    • Developing new DFT functionals for surface modeling

Computer science

  • 2019-2020, Google: Software engineering intern
  • 2020: Rotation in formal verification (Barrett Group)

Math + CS + Natural science

  • 2022, UF: Postdoc in applied category theory (Fairbanks Group)
  • 2023, Topos Institute: researcher, AlgebraicJulia developer

Misc content

“ACT helps you be more disciplined than you would be with just your intuitions.”

What’s wrong with the semantic web? It seeks a single language to represent everything. C.T. naturally resists this.

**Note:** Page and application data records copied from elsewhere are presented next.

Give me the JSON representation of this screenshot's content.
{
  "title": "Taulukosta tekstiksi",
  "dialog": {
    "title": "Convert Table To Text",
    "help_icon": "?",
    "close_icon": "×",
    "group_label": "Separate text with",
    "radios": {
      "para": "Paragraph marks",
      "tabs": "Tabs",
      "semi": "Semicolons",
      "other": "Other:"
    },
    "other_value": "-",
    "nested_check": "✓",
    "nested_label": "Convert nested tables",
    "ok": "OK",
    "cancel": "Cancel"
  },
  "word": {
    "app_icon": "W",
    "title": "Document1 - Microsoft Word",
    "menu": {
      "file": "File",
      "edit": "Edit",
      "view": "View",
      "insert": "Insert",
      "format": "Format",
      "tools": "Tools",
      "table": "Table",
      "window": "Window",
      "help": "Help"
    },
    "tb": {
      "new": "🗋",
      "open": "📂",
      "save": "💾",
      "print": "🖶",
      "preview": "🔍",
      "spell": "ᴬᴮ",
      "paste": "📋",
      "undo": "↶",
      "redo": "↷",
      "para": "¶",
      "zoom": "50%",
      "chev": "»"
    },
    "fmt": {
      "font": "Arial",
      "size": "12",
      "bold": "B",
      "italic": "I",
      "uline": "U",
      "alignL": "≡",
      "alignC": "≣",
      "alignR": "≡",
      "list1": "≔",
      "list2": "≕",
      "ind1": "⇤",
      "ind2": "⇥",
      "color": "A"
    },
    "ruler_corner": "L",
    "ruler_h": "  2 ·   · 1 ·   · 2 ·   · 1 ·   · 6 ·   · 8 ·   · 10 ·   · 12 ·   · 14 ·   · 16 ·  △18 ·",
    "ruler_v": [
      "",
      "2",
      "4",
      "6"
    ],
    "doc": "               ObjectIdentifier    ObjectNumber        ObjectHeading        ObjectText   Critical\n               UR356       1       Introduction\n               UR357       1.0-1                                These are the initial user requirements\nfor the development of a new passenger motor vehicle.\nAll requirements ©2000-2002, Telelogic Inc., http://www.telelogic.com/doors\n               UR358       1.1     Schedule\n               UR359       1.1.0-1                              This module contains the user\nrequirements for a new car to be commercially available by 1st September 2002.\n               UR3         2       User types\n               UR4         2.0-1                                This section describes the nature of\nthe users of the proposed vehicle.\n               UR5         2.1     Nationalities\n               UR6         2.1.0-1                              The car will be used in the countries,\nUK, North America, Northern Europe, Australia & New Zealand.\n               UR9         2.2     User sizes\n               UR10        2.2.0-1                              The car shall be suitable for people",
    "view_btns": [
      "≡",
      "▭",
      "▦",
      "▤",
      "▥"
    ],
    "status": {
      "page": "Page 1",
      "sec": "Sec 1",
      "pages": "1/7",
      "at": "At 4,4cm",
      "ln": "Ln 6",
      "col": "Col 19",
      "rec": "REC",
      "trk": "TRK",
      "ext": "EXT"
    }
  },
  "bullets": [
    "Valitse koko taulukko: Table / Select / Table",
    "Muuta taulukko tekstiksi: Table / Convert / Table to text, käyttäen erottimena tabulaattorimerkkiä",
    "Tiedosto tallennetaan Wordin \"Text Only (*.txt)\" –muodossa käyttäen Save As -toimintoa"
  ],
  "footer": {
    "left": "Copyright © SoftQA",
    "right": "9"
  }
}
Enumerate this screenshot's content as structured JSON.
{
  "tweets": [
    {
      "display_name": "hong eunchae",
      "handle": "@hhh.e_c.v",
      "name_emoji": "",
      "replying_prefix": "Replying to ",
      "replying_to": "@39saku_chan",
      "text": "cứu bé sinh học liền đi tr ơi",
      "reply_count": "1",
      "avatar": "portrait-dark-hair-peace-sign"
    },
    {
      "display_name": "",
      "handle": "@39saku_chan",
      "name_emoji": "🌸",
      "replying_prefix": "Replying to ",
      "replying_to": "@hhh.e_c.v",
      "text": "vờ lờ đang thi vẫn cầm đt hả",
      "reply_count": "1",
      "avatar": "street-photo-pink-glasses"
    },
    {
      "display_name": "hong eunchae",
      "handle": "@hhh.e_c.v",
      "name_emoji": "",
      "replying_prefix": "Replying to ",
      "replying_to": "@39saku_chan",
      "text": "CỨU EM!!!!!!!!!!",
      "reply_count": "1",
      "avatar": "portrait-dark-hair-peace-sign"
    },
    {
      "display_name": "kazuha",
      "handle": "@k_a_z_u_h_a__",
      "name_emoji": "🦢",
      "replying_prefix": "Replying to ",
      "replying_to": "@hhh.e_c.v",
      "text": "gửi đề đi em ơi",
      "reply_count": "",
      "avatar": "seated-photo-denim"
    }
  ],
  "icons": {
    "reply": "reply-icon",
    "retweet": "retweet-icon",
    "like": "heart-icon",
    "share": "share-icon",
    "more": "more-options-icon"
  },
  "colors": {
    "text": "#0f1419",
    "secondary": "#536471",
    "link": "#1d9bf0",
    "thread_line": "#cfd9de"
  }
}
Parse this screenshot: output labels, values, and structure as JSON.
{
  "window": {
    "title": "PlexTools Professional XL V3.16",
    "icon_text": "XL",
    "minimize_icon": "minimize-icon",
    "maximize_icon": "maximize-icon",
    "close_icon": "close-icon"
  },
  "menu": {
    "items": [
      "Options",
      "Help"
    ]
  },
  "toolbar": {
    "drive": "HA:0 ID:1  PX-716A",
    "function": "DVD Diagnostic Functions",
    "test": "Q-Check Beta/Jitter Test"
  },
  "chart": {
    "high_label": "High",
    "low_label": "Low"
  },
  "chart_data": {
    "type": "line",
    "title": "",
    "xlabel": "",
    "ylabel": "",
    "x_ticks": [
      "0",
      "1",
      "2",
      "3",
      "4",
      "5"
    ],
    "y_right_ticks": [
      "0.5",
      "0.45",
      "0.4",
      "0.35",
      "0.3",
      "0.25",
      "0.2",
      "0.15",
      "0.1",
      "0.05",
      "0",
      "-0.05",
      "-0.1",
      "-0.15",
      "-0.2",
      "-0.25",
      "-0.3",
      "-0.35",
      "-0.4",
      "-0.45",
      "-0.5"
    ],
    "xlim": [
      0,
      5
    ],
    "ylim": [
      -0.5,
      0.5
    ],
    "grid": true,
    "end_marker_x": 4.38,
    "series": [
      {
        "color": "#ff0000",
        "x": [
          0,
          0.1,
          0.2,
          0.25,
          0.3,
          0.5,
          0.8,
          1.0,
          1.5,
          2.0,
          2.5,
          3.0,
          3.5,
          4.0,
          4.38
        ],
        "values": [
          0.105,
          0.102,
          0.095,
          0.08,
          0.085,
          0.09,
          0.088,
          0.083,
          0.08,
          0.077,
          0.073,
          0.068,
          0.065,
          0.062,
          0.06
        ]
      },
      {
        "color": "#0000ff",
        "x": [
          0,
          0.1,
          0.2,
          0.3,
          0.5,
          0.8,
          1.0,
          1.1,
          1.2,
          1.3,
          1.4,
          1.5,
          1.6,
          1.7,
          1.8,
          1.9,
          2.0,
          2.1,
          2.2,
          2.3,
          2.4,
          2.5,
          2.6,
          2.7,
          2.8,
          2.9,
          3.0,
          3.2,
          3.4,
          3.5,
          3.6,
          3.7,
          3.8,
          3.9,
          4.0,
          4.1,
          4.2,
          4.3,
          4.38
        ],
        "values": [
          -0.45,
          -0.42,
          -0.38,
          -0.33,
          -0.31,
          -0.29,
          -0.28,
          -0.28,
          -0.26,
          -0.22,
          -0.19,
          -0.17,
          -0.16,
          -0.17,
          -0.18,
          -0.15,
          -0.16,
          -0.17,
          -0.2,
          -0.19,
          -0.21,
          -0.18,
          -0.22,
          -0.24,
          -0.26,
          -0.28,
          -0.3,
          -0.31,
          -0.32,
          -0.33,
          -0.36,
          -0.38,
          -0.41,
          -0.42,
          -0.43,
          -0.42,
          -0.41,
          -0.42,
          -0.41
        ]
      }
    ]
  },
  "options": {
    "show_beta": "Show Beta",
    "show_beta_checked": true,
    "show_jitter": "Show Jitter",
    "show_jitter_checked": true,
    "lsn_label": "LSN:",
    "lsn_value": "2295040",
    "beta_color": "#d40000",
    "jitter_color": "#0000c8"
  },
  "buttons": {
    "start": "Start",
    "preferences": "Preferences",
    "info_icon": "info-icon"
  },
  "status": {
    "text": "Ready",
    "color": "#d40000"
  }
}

SW is good at subtype hierarchies, but say you want to model a process - good luck! you might as well be encoding in JSON / XML … the logical framework isn’t helping.

Not a new standard (XKCD) but rather understanding

Why is C.T. pushout special? It helps us generalized beyond graphs

We want to say what the model is. Code is not model. (e.g. Imperial). The model in the scientist’s head may be complex (made up of many components) but it is not complicated (difficult for a human to grasp).

We have a toolbox of abstractions we understand rather than a universal language that can’t be extended once your assumptions change.

Our modeling framework latches onto the domain but we don’t have to start from nothing.